(Collected data)
· · ·

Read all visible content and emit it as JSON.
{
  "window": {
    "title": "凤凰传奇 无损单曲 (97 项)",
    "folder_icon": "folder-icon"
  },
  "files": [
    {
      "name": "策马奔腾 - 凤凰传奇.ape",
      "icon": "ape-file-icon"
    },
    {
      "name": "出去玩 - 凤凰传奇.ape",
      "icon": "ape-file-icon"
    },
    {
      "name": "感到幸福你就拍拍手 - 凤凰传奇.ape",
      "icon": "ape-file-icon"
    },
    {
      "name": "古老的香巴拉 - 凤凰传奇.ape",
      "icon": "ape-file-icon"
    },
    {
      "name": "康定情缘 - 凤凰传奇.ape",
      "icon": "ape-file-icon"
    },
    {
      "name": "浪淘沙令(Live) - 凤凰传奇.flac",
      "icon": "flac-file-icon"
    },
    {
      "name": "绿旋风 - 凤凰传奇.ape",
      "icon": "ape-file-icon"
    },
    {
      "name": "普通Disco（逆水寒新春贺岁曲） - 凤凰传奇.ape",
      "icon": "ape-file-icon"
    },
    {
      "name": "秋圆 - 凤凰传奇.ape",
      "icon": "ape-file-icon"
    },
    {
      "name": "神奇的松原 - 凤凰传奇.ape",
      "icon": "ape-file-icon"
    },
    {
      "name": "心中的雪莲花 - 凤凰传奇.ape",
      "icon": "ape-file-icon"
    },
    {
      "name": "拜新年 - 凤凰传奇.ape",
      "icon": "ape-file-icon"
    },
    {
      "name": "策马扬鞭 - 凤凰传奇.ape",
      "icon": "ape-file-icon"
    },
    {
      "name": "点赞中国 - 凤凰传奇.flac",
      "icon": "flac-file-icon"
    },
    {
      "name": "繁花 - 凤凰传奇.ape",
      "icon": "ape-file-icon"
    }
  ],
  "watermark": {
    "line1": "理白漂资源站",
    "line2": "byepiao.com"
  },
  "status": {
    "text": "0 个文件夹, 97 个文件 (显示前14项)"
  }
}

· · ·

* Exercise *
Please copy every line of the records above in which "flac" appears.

* Output *
      "name": "浪淘沙令(Live) - 凤凰传奇.flac",
      "icon": "flac-file-icon"
      "name": "点赞中国 - 凤凰传奇.flac",
      "icon": "flac-file-icon"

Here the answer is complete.